*In both of those linked examples, you see the appearance of the idea that little David (Israel) was fighting big, evil Goliath (7 Arab armies), but check this, among other sources, before you swallow that whopper.
And there's the nukes. Israel won’t sign the Non-Proliferation Treaty, like India and Pakistan, but we’re supposed to crack down on Iran. Israel succeeded in keeping their nuclear weapons program secret for a long time and considers Vanunu, who outed them, an enemy of the state who will never be free. No one thinks this odd, but Iran is assumed to be planning an imminent attack on Israel because it doesn’t want its enemies to know about its capabilities.
Freedom, justice and self-defense are Israel’s right, but not Palestinians’ as evidenced by the reservations to the Roadmap and the conditions under which Netanyahu would accept a Palestinian entity. Nuclear power and weapons are Israel’s right to have or disclose-- or not, but everyone else is subject to rules, inspections or bans.
Apartheid is bad, except when Israel does it. Ethnic cleansing is bad, except if Israel does it (it’s always “self-defense”). I’m starting to see a pattern? Are you?
Full text of the speeches (Sept. 23 & 24, 2009):
Netanyahu Speech at UN: Full Text Transcript and Video
Transcript of Ahmadinejad's U.N. Speech
Thursday, September 24, 2009
I watched a bit of this, but the panel was rather curious. I don’t know if he called them a panel of experts, but I hope not.
Oren- Israeli ambassador. I’ll give them that, though, you already know what he’s going to say. Defending settlements and Israel’s behavior no matter how crazy or hypocritical the argument.
Zakaria- He’s an analyst. I’ll give them that, but he’s CNN, so that’s a little lame.
And last, but not least (?)…
Shmuley Boteach??- Shalom in the Home? Is that what qualifies him? Or the protesting outside the UN? Maybe Supernanny had something to say- let’s get her on. Or me. I’ve written some letters to the president.
Reminds me on NPR when Halevy was making the rounds on The Story to tell his story
and on Diane Rehm as an analyst.
At least Diane Rehm had another guest that could present the other point of view!
As for Mr. Cooper, why not call on Illan Pappe or Amira Hass or Neve Gordon or Gideon Levy when you need as Israeli? I thought MSNBC was supposed to be liberal? Maybe it was shout out to the right night? What was the deal? Perhaps Boteach was supposed to keep it light? I give up.
I should cut him some slack, though. I'm not actually that familiar with his show, so maybe he does invite more of a variety than others, but that night was particularly hawk-heavy.
It seems we inordinately hear from the right-most Israeli voices in the US. If we could hear from the Israeli left, maybe more in the US would demand that Israel follow the law? Or we could have a decent discussion without those demanding Israel abide by international law or face consequences being dismissed as terrorist sympathizers.

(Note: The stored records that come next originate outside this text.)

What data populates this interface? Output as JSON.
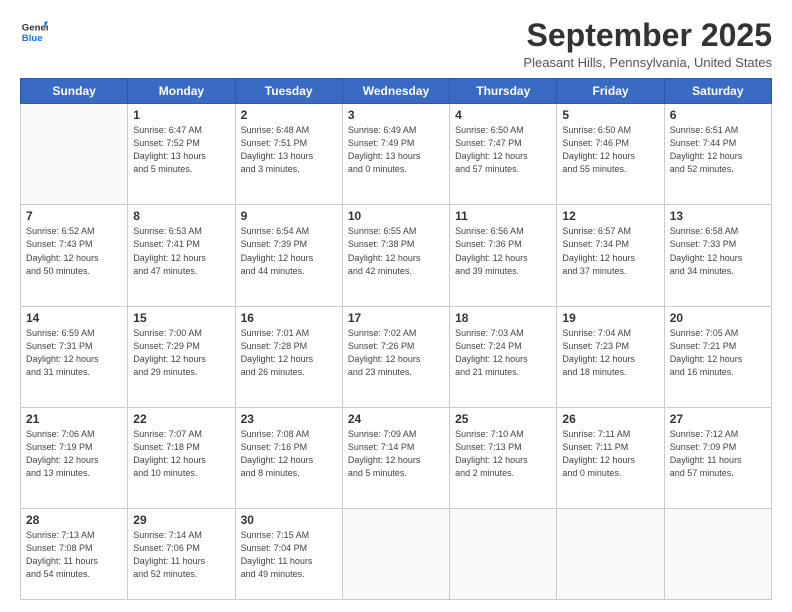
{
  "header": {
    "logo_line1": "General",
    "logo_line2": "Blue",
    "month": "September 2025",
    "location": "Pleasant Hills, Pennsylvania, United States"
  },
  "days_of_week": [
    "Sunday",
    "Monday",
    "Tuesday",
    "Wednesday",
    "Thursday",
    "Friday",
    "Saturday"
  ],
  "weeks": [
    [
      {
        "day": "",
        "info": ""
      },
      {
        "day": "1",
        "info": "Sunrise: 6:47 AM\nSunset: 7:52 PM\nDaylight: 13 hours\nand 5 minutes."
      },
      {
        "day": "2",
        "info": "Sunrise: 6:48 AM\nSunset: 7:51 PM\nDaylight: 13 hours\nand 3 minutes."
      },
      {
        "day": "3",
        "info": "Sunrise: 6:49 AM\nSunset: 7:49 PM\nDaylight: 13 hours\nand 0 minutes."
      },
      {
        "day": "4",
        "info": "Sunrise: 6:50 AM\nSunset: 7:47 PM\nDaylight: 12 hours\nand 57 minutes."
      },
      {
        "day": "5",
        "info": "Sunrise: 6:50 AM\nSunset: 7:46 PM\nDaylight: 12 hours\nand 55 minutes."
      },
      {
        "day": "6",
        "info": "Sunrise: 6:51 AM\nSunset: 7:44 PM\nDaylight: 12 hours\nand 52 minutes."
      }
    ],
    [
      {
        "day": "7",
        "info": "Sunrise: 6:52 AM\nSunset: 7:43 PM\nDaylight: 12 hours\nand 50 minutes."
      },
      {
        "day": "8",
        "info": "Sunrise: 6:53 AM\nSunset: 7:41 PM\nDaylight: 12 hours\nand 47 minutes."
      },
      {
        "day": "9",
        "info": "Sunrise: 6:54 AM\nSunset: 7:39 PM\nDaylight: 12 hours\nand 44 minutes."
      },
      {
        "day": "10",
        "info": "Sunrise: 6:55 AM\nSunset: 7:38 PM\nDaylight: 12 hours\nand 42 minutes."
      },
      {
        "day": "11",
        "info": "Sunrise: 6:56 AM\nSunset: 7:36 PM\nDaylight: 12 hours\nand 39 minutes."
      },
      {
        "day": "12",
        "info": "Sunrise: 6:57 AM\nSunset: 7:34 PM\nDaylight: 12 hours\nand 37 minutes."
      },
      {
        "day": "13",
        "info": "Sunrise: 6:58 AM\nSunset: 7:33 PM\nDaylight: 12 hours\nand 34 minutes."
      }
    ],
    [
      {
        "day": "14",
        "info": "Sunrise: 6:59 AM\nSunset: 7:31 PM\nDaylight: 12 hours\nand 31 minutes."
      },
      {
        "day": "15",
        "info": "Sunrise: 7:00 AM\nSunset: 7:29 PM\nDaylight: 12 hours\nand 29 minutes."
      },
      {
        "day": "16",
        "info": "Sunrise: 7:01 AM\nSunset: 7:28 PM\nDaylight: 12 hours\nand 26 minutes."
      },
      {
        "day": "17",
        "info": "Sunrise: 7:02 AM\nSunset: 7:26 PM\nDaylight: 12 hours\nand 23 minutes."
      },
      {
        "day": "18",
        "info": "Sunrise: 7:03 AM\nSunset: 7:24 PM\nDaylight: 12 hours\nand 21 minutes."
      },
      {
        "day": "19",
        "info": "Sunrise: 7:04 AM\nSunset: 7:23 PM\nDaylight: 12 hours\nand 18 minutes."
      },
      {
        "day": "20",
        "info": "Sunrise: 7:05 AM\nSunset: 7:21 PM\nDaylight: 12 hours\nand 16 minutes."
      }
    ],
    [
      {
        "day": "21",
        "info": "Sunrise: 7:06 AM\nSunset: 7:19 PM\nDaylight: 12 hours\nand 13 minutes."
      },
      {
        "day": "22",
        "info": "Sunrise: 7:07 AM\nSunset: 7:18 PM\nDaylight: 12 hours\nand 10 minutes."
      },
      {
        "day": "23",
        "info": "Sunrise: 7:08 AM\nSunset: 7:16 PM\nDaylight: 12 hours\nand 8 minutes."
      },
      {
        "day": "24",
        "info": "Sunrise: 7:09 AM\nSunset: 7:14 PM\nDaylight: 12 hours\nand 5 minutes."
      },
      {
        "day": "25",
        "info": "Sunrise: 7:10 AM\nSunset: 7:13 PM\nDaylight: 12 hours\nand 2 minutes."
      },
      {
        "day": "26",
        "info": "Sunrise: 7:11 AM\nSunset: 7:11 PM\nDaylight: 12 hours\nand 0 minutes."
      },
      {
        "day": "27",
        "info": "Sunrise: 7:12 AM\nSunset: 7:09 PM\nDaylight: 11 hours\nand 57 minutes."
      }
    ],
    [
      {
        "day": "28",
        "info": "Sunrise: 7:13 AM\nSunset: 7:08 PM\nDaylight: 11 hours\nand 54 minutes."
      },
      {
        "day": "29",
        "info": "Sunrise: 7:14 AM\nSunset: 7:06 PM\nDaylight: 11 hours\nand 52 minutes."
      },
      {
        "day": "30",
        "info": "Sunrise: 7:15 AM\nSunset: 7:04 PM\nDaylight: 11 hours\nand 49 minutes."
      },
      {
        "day": "",
        "info": ""
      },
      {
        "day": "",
        "info": ""
      },
      {
        "day": "",
        "info": ""
      },
      {
        "day": "",
        "info": ""
      }
    ]
  ]
}
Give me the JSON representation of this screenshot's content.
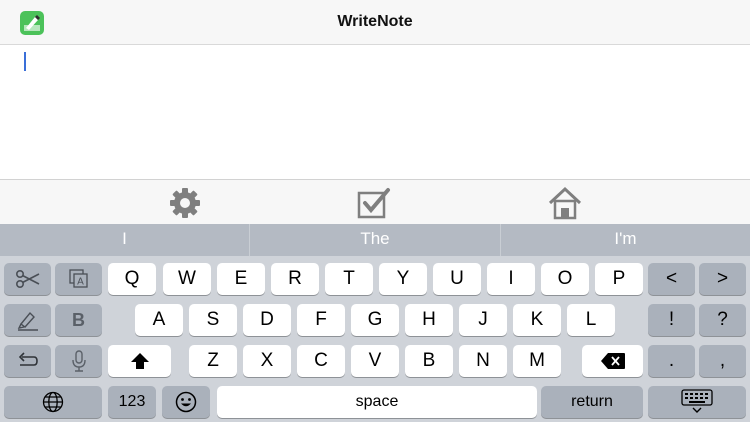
{
  "header": {
    "title": "WriteNote",
    "app_icon": "pen-note-icon"
  },
  "editor": {
    "content": ""
  },
  "toolbar": {
    "items": [
      "gear-icon",
      "checkbox-icon",
      "home-icon"
    ]
  },
  "suggestions": [
    "I",
    "The",
    "I'm"
  ],
  "keyboard": {
    "row1": [
      "Q",
      "W",
      "E",
      "R",
      "T",
      "Y",
      "U",
      "I",
      "O",
      "P"
    ],
    "row2": [
      "A",
      "S",
      "D",
      "F",
      "G",
      "H",
      "J",
      "K",
      "L"
    ],
    "row3": [
      "Z",
      "X",
      "C",
      "V",
      "B",
      "N",
      "M"
    ],
    "bold_label": "B",
    "numbers_label": "123",
    "space_label": "space",
    "return_label": "return",
    "period_label": ".",
    "comma_label": ",",
    "exclaim_label": "!",
    "question_label": "?",
    "left_arrow_label": "<",
    "right_arrow_label": ">"
  },
  "colors": {
    "accent": "#3a6fd8",
    "icon_green": "#4cc25a",
    "keyboard_bg": "#cfd3d9",
    "suggest_bg": "#b4bac3"
  }
}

If you want to hear from the Israeli left, you have to go dig it up yourself. The mainstream as yet seems unable to deliver. It will be well worth your while to do so. Enlightening, maybe.